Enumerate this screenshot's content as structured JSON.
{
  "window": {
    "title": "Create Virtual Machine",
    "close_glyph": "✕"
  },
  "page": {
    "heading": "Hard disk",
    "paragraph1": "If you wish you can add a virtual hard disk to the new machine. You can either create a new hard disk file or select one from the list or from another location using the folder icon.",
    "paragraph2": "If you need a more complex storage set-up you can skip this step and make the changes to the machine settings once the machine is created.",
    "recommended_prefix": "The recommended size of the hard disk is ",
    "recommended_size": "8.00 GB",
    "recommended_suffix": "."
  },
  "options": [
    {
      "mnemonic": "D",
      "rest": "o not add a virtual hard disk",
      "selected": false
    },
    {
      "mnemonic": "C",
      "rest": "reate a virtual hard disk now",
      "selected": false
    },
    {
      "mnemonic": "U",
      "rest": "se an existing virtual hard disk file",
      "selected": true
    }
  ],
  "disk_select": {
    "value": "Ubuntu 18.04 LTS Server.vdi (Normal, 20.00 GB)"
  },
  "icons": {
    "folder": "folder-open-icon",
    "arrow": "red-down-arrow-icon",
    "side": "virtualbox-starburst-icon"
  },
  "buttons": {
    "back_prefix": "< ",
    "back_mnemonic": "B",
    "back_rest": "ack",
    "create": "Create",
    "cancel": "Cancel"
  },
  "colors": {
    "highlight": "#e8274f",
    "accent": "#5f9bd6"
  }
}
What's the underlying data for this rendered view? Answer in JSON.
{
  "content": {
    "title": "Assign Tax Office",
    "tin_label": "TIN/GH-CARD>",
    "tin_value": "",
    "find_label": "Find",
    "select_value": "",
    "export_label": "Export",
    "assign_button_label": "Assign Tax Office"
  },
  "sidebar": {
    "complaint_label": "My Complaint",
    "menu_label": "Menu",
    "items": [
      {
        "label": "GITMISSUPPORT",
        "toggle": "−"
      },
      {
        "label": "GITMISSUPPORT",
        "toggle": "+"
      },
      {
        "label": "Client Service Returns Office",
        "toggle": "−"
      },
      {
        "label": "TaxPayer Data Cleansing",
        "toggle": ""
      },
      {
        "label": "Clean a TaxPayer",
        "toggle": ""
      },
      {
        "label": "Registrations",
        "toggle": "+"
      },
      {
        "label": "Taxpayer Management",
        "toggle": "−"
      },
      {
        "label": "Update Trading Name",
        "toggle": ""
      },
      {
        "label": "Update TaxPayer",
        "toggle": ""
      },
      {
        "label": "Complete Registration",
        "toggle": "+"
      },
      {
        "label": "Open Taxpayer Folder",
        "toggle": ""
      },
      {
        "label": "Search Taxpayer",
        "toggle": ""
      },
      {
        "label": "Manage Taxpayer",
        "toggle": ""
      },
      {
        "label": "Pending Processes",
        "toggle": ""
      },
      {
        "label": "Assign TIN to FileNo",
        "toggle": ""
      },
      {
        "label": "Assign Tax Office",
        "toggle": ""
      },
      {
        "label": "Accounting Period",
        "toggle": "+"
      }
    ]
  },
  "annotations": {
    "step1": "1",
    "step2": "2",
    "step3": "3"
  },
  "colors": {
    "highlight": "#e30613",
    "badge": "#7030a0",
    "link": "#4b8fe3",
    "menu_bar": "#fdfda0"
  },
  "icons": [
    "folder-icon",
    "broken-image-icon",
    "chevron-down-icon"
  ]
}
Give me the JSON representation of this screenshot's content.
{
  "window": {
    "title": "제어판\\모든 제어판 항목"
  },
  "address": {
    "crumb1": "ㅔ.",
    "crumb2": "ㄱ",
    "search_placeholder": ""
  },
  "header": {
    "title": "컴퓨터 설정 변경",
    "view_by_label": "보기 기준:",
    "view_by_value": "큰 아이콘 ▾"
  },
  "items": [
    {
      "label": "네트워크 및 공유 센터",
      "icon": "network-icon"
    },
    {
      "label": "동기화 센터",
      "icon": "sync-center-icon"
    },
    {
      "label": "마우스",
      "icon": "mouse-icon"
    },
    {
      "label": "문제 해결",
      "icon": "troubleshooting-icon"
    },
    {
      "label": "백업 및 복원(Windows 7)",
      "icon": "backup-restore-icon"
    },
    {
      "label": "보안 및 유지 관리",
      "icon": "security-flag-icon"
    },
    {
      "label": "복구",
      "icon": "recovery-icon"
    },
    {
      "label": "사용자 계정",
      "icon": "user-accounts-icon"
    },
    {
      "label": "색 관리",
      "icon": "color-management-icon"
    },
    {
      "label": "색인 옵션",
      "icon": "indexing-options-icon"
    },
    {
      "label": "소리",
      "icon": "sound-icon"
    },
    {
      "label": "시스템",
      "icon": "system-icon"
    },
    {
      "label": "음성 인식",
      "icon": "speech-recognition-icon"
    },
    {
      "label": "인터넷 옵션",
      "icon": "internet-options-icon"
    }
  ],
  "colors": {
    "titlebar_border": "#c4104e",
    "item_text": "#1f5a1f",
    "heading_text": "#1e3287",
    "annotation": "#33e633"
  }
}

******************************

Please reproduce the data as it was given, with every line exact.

Enumerate this screenshot's content as structured JSON.
{
  "window": {
    "title": "Create Virtual Machine",
    "close_glyph": "✕"
  },
  "page": {
    "heading": "Hard disk",
    "paragraph1": "If you wish you can add a virtual hard disk to the new machine. You can either create a new hard disk file or select one from the list or from another location using the folder icon.",
    "paragraph2": "If you need a more complex storage set-up you can skip this step and make the changes to the machine settings once the machine is created.",
    "recommended_prefix": "The recommended size of the hard disk is ",
    "recommended_size": "8.00 GB",
    "recommended_suffix": "."
  },
  "options": [
    {
      "mnemonic": "D",
      "rest": "o not add a virtual hard disk",
      "selected": false
    },
    {
      "mnemonic": "C",
      "rest": "reate a virtual hard disk now",
      "selected": false
    },
    {
      "mnemonic": "U",
      "rest": "se an existing virtual hard disk file",
      "selected": true
    }
  ],
  "disk_select": {
    "value": "Ubuntu 18.04 LTS Server.vdi (Normal, 20.00 GB)"
  },
  "icons": {
    "folder": "folder-open-icon",
    "arrow": "red-down-arrow-icon",
    "side": "virtualbox-starburst-icon"
  },
  "buttons": {
    "back_prefix": "< ",
    "back_mnemonic": "B",
    "back_rest": "ack",
    "create": "Create",
    "cancel": "Cancel"
  },
  "colors": {
    "highlight": "#e8274f",
    "accent": "#5f9bd6"
  }
}
What's the underlying data for this rendered view? Answer in JSON.
{
  "content": {
    "title": "Assign Tax Office",
    "tin_label": "TIN/GH-CARD>",
    "tin_value": "",
    "find_label": "Find",
    "select_value": "",
    "export_label": "Export",
    "assign_button_label": "Assign Tax Office"
  },
  "sidebar": {
    "complaint_label": "My Complaint",
    "menu_label": "Menu",
    "items": [
      {
        "label": "GITMISSUPPORT",
        "toggle": "−"
      },
      {
        "label": "GITMISSUPPORT",
        "toggle": "+"
      },
      {
        "label": "Client Service Returns Office",
        "toggle": "−"
      },
      {
        "label": "TaxPayer Data Cleansing",
        "toggle": ""
      },
      {
        "label": "Clean a TaxPayer",
        "toggle": ""
      },
      {
        "label": "Registrations",
        "toggle": "+"
      },
      {
        "label": "Taxpayer Management",
        "toggle": "−"
      },
      {
        "label": "Update Trading Name",
        "toggle": ""
      },
      {
        "label": "Update TaxPayer",
        "toggle": ""
      },
      {
        "label": "Complete Registration",
        "toggle": "+"
      },
      {
        "label": "Open Taxpayer Folder",
        "toggle": ""
      },
      {
        "label": "Search Taxpayer",
        "toggle": ""
      },
      {
        "label": "Manage Taxpayer",
        "toggle": ""
      },
      {
        "label": "Pending Processes",
        "toggle": ""
      },
      {
        "label": "Assign TIN to FileNo",
        "toggle": ""
      },
      {
        "label": "Assign Tax Office",
        "toggle": ""
      },
      {
        "label": "Accounting Period",
        "toggle": "+"
      }
    ]
  },
  "annotations": {
    "step1": "1",
    "step2": "2",
    "step3": "3"
  },
  "colors": {
    "highlight": "#e30613",
    "badge": "#7030a0",
    "link": "#4b8fe3",
    "menu_bar": "#fdfda0"
  },
  "icons": [
    "folder-icon",
    "broken-image-icon",
    "chevron-down-icon"
  ]
}
Give me the JSON representation of this screenshot's content.
{
  "window": {
    "title": "제어판\\모든 제어판 항목"
  },
  "address": {
    "crumb1": "ㅔ.",
    "crumb2": "ㄱ",
    "search_placeholder": ""
  },
  "header": {
    "title": "컴퓨터 설정 변경",
    "view_by_label": "보기 기준:",
    "view_by_value": "큰 아이콘 ▾"
  },
  "items": [
    {
      "label": "네트워크 및 공유 센터",
      "icon": "network-icon"
    },
    {
      "label": "동기화 센터",
      "icon": "sync-center-icon"
    },
    {
      "label": "마우스",
      "icon": "mouse-icon"
    },
    {
      "label": "문제 해결",
      "icon": "troubleshooting-icon"
    },
    {
      "label": "백업 및 복원(Windows 7)",
      "icon": "backup-restore-icon"
    },
    {
      "label": "보안 및 유지 관리",
      "icon": "security-flag-icon"
    },
    {
      "label": "복구",
      "icon": "recovery-icon"
    },
    {
      "label": "사용자 계정",
      "icon": "user-accounts-icon"
    },
    {
      "label": "색 관리",
      "icon": "color-management-icon"
    },
    {
      "label": "색인 옵션",
      "icon": "indexing-options-icon"
    },
    {
      "label": "소리",
      "icon": "sound-icon"
    },
    {
      "label": "시스템",
      "icon": "system-icon"
    },
    {
      "label": "음성 인식",
      "icon": "speech-recognition-icon"
    },
    {
      "label": "인터넷 옵션",
      "icon": "internet-options-icon"
    }
  ],
  "colors": {
    "titlebar_border": "#c4104e",
    "item_text": "#1f5a1f",
    "heading_text": "#1e3287",
    "annotation": "#33e633"
  }
}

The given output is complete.